WHAT YOU ARE ASKED TO DO: Using the records below, find every line that includes "Voorbeeld" and copy it.
Segment Start: INPUT RECORDS
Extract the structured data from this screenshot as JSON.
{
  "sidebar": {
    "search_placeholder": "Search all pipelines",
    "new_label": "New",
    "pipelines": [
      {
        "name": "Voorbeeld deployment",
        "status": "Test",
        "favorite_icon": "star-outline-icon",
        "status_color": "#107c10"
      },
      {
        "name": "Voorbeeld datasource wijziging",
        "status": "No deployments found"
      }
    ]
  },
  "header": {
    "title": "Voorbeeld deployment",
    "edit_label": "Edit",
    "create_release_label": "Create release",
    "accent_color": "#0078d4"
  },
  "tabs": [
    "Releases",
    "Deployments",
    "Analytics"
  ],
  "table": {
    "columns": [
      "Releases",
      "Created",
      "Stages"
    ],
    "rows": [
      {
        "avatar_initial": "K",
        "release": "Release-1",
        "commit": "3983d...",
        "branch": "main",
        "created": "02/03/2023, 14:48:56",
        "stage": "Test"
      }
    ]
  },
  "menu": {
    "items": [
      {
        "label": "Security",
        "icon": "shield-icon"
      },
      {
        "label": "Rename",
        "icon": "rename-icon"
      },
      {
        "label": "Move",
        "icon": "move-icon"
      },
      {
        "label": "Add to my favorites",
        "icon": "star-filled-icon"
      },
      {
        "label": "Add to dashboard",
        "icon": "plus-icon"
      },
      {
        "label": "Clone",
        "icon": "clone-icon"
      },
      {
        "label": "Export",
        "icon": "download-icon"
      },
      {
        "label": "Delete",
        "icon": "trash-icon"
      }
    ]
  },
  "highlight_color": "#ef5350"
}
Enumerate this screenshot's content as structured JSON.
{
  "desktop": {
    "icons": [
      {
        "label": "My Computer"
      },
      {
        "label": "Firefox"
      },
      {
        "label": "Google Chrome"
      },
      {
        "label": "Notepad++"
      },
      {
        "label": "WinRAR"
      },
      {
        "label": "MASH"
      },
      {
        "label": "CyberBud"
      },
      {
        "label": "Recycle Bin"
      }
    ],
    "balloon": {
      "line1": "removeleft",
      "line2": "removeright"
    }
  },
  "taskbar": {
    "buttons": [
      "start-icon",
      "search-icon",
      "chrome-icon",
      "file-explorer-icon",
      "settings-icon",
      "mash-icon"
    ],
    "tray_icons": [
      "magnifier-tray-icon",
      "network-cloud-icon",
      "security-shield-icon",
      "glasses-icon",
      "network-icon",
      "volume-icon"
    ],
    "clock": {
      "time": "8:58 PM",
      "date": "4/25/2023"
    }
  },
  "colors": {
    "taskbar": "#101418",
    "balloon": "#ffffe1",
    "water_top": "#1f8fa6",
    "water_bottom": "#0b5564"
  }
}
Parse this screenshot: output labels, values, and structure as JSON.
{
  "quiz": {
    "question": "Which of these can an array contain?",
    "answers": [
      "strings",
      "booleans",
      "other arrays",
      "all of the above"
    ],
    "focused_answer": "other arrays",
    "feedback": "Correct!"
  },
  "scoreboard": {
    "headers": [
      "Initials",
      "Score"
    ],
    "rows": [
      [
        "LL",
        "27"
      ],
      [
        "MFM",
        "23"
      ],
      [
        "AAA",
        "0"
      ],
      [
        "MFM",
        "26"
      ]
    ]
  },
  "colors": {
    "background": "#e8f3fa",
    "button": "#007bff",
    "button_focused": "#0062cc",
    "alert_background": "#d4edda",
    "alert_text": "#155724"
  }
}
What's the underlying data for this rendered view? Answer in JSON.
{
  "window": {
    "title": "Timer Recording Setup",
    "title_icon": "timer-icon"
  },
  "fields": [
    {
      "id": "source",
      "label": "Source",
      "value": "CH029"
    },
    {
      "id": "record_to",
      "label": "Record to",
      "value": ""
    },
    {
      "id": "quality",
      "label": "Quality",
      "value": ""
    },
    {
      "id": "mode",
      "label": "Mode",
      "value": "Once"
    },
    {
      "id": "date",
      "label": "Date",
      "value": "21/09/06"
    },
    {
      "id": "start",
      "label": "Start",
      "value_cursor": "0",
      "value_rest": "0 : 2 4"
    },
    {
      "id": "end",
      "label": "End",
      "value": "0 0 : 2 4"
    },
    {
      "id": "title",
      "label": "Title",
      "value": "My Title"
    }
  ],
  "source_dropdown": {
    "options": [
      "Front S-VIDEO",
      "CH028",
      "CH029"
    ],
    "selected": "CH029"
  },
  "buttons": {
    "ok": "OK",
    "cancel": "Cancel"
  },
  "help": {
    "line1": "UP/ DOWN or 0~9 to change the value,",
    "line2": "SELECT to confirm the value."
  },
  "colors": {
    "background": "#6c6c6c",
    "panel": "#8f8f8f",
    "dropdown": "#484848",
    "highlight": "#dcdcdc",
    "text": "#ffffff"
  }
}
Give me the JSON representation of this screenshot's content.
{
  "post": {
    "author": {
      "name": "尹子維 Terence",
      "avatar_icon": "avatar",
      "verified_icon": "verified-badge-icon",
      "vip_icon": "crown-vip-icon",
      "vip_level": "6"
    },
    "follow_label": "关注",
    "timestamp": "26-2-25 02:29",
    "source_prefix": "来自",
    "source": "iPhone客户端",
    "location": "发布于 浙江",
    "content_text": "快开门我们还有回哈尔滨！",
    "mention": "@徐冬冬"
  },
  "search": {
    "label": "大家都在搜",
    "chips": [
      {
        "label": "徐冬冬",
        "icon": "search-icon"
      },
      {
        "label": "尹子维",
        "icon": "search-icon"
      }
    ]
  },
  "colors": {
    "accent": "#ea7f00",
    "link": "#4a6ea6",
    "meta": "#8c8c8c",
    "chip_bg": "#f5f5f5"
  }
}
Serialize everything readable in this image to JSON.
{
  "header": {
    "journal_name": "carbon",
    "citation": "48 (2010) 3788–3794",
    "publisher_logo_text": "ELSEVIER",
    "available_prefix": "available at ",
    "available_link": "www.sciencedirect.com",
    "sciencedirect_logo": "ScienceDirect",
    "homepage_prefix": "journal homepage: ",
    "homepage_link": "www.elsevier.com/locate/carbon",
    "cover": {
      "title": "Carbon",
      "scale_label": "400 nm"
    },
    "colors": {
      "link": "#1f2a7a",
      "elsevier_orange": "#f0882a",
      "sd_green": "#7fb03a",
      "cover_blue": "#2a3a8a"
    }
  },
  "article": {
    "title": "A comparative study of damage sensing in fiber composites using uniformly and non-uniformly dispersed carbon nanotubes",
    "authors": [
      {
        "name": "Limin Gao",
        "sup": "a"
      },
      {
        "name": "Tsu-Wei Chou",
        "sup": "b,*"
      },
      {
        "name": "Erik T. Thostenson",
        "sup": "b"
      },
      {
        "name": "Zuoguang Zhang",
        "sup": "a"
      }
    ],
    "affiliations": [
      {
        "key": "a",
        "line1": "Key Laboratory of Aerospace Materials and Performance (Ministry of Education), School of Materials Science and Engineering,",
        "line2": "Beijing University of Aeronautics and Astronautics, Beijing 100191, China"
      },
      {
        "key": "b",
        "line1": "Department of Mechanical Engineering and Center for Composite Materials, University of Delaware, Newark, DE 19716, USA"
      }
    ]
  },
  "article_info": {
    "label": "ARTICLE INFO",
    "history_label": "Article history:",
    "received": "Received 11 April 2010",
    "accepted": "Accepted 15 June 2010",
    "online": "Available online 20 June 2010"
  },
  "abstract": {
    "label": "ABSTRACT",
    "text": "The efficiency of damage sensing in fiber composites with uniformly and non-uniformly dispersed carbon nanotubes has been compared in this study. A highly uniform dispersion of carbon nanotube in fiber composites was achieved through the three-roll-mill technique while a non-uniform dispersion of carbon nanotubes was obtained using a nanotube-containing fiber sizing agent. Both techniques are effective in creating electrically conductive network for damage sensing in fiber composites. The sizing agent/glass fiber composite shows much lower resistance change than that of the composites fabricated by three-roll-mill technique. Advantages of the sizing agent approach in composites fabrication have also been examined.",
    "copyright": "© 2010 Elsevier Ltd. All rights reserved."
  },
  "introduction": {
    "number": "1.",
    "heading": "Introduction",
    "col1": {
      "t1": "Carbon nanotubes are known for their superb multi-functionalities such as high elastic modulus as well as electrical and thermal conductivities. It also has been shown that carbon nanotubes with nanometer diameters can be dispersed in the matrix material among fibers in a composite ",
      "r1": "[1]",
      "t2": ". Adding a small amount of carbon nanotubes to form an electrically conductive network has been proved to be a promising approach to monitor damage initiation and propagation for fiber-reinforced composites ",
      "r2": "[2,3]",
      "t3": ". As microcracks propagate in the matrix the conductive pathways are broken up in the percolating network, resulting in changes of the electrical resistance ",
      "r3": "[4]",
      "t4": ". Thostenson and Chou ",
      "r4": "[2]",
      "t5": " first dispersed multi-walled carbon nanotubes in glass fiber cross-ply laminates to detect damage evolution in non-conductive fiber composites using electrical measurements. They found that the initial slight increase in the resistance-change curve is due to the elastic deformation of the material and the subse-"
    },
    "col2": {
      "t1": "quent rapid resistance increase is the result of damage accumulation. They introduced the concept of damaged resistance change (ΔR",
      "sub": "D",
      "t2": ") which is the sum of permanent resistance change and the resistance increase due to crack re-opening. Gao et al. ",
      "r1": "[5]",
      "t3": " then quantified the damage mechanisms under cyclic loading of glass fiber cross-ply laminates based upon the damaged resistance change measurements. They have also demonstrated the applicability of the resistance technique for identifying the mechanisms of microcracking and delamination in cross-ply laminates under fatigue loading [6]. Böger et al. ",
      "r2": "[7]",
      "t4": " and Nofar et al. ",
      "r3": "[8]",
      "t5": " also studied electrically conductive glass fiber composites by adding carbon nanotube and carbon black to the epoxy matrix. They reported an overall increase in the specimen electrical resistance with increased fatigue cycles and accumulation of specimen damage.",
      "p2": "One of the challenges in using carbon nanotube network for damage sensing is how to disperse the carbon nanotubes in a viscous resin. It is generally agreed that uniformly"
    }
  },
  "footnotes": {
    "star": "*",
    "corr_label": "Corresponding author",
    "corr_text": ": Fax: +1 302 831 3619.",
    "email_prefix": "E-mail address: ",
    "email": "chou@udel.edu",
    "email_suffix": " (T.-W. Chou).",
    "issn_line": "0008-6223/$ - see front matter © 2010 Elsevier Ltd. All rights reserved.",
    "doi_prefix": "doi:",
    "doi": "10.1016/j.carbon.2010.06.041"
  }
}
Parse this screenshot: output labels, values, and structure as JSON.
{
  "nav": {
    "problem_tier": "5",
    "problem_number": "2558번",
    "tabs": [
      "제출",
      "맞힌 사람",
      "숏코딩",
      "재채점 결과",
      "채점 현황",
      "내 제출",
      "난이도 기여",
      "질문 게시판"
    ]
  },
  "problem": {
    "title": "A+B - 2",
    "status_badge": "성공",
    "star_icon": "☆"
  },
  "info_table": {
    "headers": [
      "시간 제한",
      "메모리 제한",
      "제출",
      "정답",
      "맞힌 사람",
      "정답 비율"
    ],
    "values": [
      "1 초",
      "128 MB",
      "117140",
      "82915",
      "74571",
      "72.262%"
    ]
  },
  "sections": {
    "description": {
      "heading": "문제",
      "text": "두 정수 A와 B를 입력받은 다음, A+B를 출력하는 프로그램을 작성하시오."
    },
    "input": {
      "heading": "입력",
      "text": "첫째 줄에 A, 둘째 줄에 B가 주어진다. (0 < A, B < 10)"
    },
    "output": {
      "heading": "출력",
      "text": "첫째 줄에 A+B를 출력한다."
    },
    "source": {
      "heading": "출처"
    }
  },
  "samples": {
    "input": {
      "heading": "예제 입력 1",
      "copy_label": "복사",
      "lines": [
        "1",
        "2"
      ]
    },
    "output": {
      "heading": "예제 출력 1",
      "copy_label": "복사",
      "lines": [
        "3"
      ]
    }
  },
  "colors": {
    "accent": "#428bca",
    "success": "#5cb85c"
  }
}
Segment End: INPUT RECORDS
EXERCISE RESULT:
        "name": "Voorbeeld deployment",
        "name": "Voorbeeld datasource wijziging",
    "title": "Voorbeeld deployment",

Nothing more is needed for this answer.